The Toronto International Film Festival traditionally serves as a significant launching pad for eventual Oscar winners. It played host to screenings of films like 12 Years a Slave, The Shape of Water, and Moonlight in the past, and the buzz from those screenings carried over into the Oscar race in a big way. So it’s with a not-insignificant degree of certainty that I can say Noah Baumbach’s major, devastating divorce drama Marriage Story—which played like gangbusters at TIFF this year—is a serious Oscar contender in all major categories.

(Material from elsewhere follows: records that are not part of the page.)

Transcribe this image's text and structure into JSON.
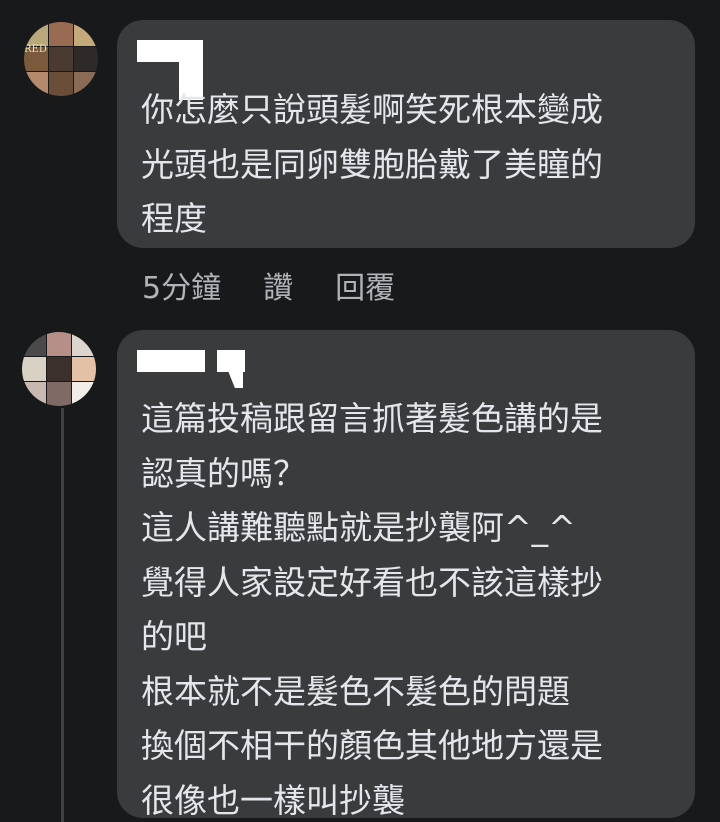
{
  "comments": [
    {
      "avatar_text": "RED",
      "avatar_tiles": [
        "#b9a97a",
        "#9a6b53",
        "#c4a97a",
        "#7b5a3c",
        "#4a3a32",
        "#2e2a2a",
        "#b48a6a",
        "#6b4e3a",
        "#8a6b55"
      ],
      "lines": [
        "你怎麼只說頭髮啊笑死根本變成",
        "光頭也是同卵雙胞胎戴了美瞳的",
        "程度"
      ],
      "actions": {
        "time": "5分鐘",
        "like": "讚",
        "reply": "回覆"
      }
    },
    {
      "avatar_tiles": [
        "#4a4a4a",
        "#b58f88",
        "#dcd5cf",
        "#d9d2c4",
        "#3b302b",
        "#e3c1a6",
        "#c9b8b1",
        "#7f6a66",
        "#f1ede8"
      ],
      "lines": [
        "這篇投稿跟留言抓著髮色講的是",
        "認真的嗎？",
        "這人講難聽點就是抄襲阿^_^",
        "覺得人家設定好看也不該這樣抄",
        "的吧",
        "根本就不是髮色不髮色的問題",
        "換個不相干的顏色其他地方還是",
        "很像也一樣叫抄襲"
      ]
    }
  ],
  "colors": {
    "background": "#18191a",
    "bubble": "#3a3b3c",
    "text": "#e4e6eb",
    "secondary_text": "#b0b3b8"
  }
}
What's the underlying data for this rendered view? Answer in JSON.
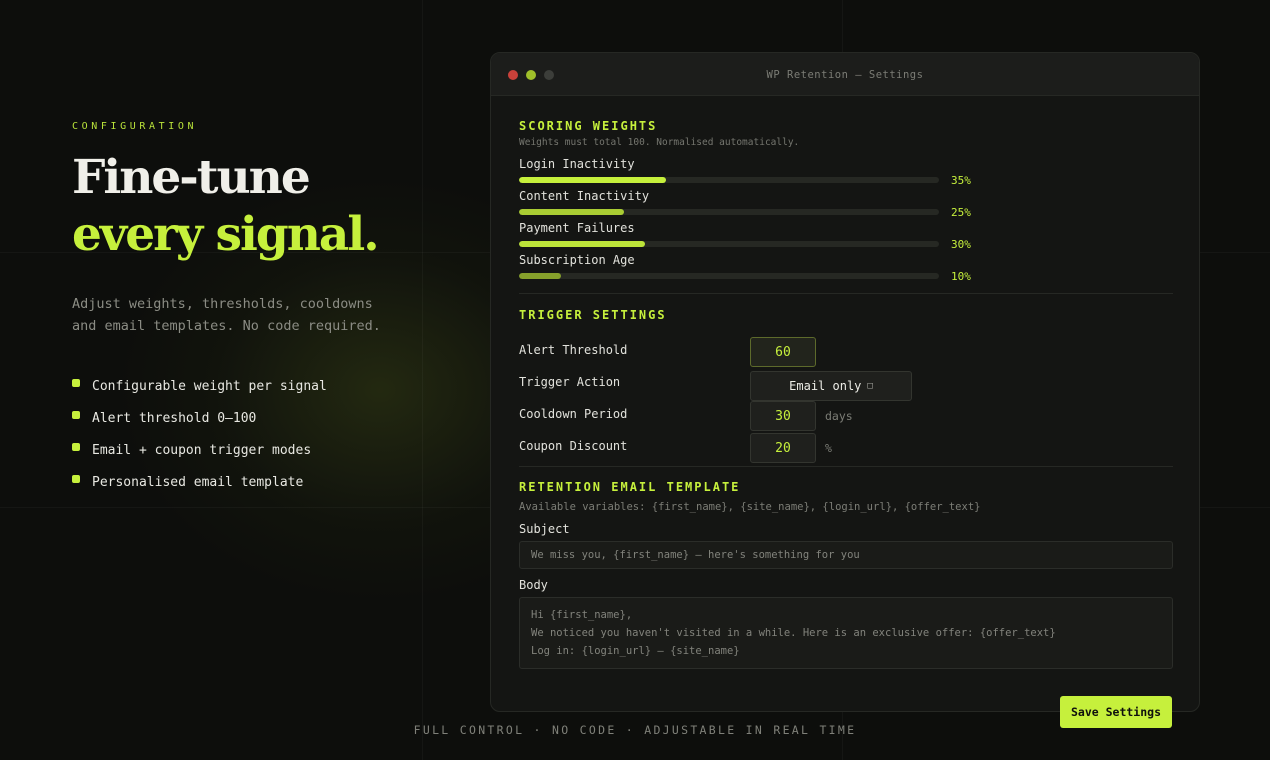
{
  "hero": {
    "eyebrow": "CONFIGURATION",
    "title_line1": "Fine-tune",
    "title_line2": "every signal.",
    "lead": "Adjust weights, thresholds, cooldowns and email templates. No code required.",
    "features": [
      "Configurable weight per signal",
      "Alert threshold 0–100",
      "Email + coupon trigger modes",
      "Personalised email template"
    ]
  },
  "window": {
    "title": "WP Retention — Settings"
  },
  "scoring": {
    "title": "SCORING WEIGHTS",
    "subtitle": "Weights must total 100. Normalised automatically.",
    "weights": [
      {
        "label": "Login Inactivity",
        "value": 35,
        "display": "35%"
      },
      {
        "label": "Content Inactivity",
        "value": 25,
        "display": "25%"
      },
      {
        "label": "Payment Failures",
        "value": 30,
        "display": "30%"
      },
      {
        "label": "Subscription Age",
        "value": 10,
        "display": "10%"
      }
    ],
    "fill_colors": [
      "#c6f03c",
      "#a9cc33",
      "#bce339",
      "#86a02b"
    ]
  },
  "trigger": {
    "title": "TRIGGER SETTINGS",
    "alert_threshold_label": "Alert Threshold",
    "alert_threshold_value": "60",
    "trigger_action_label": "Trigger Action",
    "trigger_action_value": "Email only",
    "cooldown_label": "Cooldown Period",
    "cooldown_value": "30",
    "cooldown_unit": "days",
    "coupon_label": "Coupon Discount",
    "coupon_value": "20",
    "coupon_unit": "%"
  },
  "email": {
    "title": "RETENTION EMAIL TEMPLATE",
    "variables": "Available variables: {first_name}, {site_name}, {login_url}, {offer_text}",
    "subject_label": "Subject",
    "subject_value": "We miss you, {first_name} — here's something for you",
    "body_label": "Body",
    "body_lines": [
      "Hi {first_name},",
      "We noticed you haven't visited in a while. Here is an exclusive offer: {offer_text}",
      "Log in: {login_url} — {site_name}"
    ]
  },
  "save_label": "Save Settings",
  "footer": "FULL CONTROL · NO CODE · ADJUSTABLE IN REAL TIME",
  "colors": {
    "accent": "#c6f03c",
    "background": "#0d0e0c",
    "window": "#141513"
  }
}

Marriage Story stars Adam Driver as Charlie, a semi-successful New York-based theater director, and Scarlett Johnasson as Nicole, a former film actress who now mostly stars in Charlie’s plays. At the onset of Marriage Story, Charlie and Nicole are separating with the intention of divorcing, and the entire film tracks the process of their divorce. The proceedings are further complicated by Nicole landing a starring role in a new pilot in Los Angeles, and wishing to move there with their son.
Put simply, Marriage Story is one of the best and most accurate portrayals of divorce ever made, and it marks Baumbach’s most mature work to date. While the filmmaker found previous success in movies like The Squid and the Whale and Frances Ha, Marriage Story is in another league all together. It’s downright masterful, and it’s the best movie he’s made so far.
The most obvious nomination here is Driver for Best Actor, delivering the best performance of his career so far. Charlie is devastating, contradicting, loving, and tempestuous, and Driver shades the character beautifully throughout. He gets the big “Oscar scene” to be sure (technically like three of them, to be honest), but it’s the slight glances or hints at emotion within that stay with you for days after you’ve seen the movie. It’s a haunting performance in the best way.
Johansson, similarly, is stunning as Nicole, and while this is absolutely a co-lead film, the story follows Charlie’s POV slightly more often than Nicole’s. She, too, gets the big “Oscar scene,” and the couple have a 10-minute argument in the middle of the movie that’s more dynamic, exciting, and emotional than most blockbuster action set pieces. It quite literally left me shaken, and will surely leave a lasting impact on audiences and, yes, Academy voters. I think she is a very solid bet for a Best Actress nomination.
Even beyond Driver and Johansson, I would not at all be shocked to see Laura Dern score a Best Supporting Actress nomination for her stirring turn as Nicole’s fierce divorce attorney (who, yes, gets her “Oscar scene”). And take your pick between Ray Liotta and Alan Alda for a Supporting Actor nomination as Charlie’s divorce attorneys.
But Marriage Story isn’t just one of those performance-driven films that’s bolstered by its leading actors. It’s a beautifully constructed film, period, and one that lingers in your mind long after the credits have rolled. Baumbach seems a lock to be in the midst of the Best Director and Best Original Screenplay conversations. His gentle, confident direction doesn’t get in the way of the performances, but also keeps the audience locked into the POVs of the central characters. The way the film frames up the faces of Driver and Johansson, capturing every nuanced glance and hint at inner emotion, is tremendous. And Baumbach’s grounded script refrains from delving into melodrama while still accurately portraying the range of emotions that are emitted through a difficult divorce proceeding.
Best Picture? You betcha. The film got off to a rousing start following its world premiere at the Venice Film Festival and was subsequently bolstered by wildly positive TIFF reactions. It’s destined to be a favorite throughout awards season, as it’s a performance-driven film that actors will love, but also a tremendously well constructed dramatic piece from a well-liked auteur. There’s also the divorce aspect, as sadly many will find a lot to connect to within Marriage Story. What makes the film truly great, however, is how Baumbach, Driver, and Johansson never lose sight of the love that brought Charlie and Nicole together in the first place. That’s also what turns you into a puddle of tears by the film’s end.
As for the Netflix of it all, yes, this is a Netflix original film. The streamer still hasn’t won a top prize but last year’s performance of Roma—which won the Best Director prize—showed Academy voters don’t really have a significant bias against Netflix. And with the streaming service launching various Oscar bids this season from some of the most prestigious directors in history (like one Martin Scorsese), I think it’s probably time to put away the “Netflix movies will never win Best Picture” arguments. At this rate, it’s only a matter of time.
So yeah, Marriage Story is a major work, and will be a consistent presence on the circuit this season. Will it go all the way in the top category? Too early to say, but it’s not just a contender for nominations in various major categories, it feels like a serious threat to win at least one. Driver’s time may have finally come.
Marriage Story will be released in select theaters on November 6th and hits Netflix on December 6th. See it in a dark, crowded theater if you can.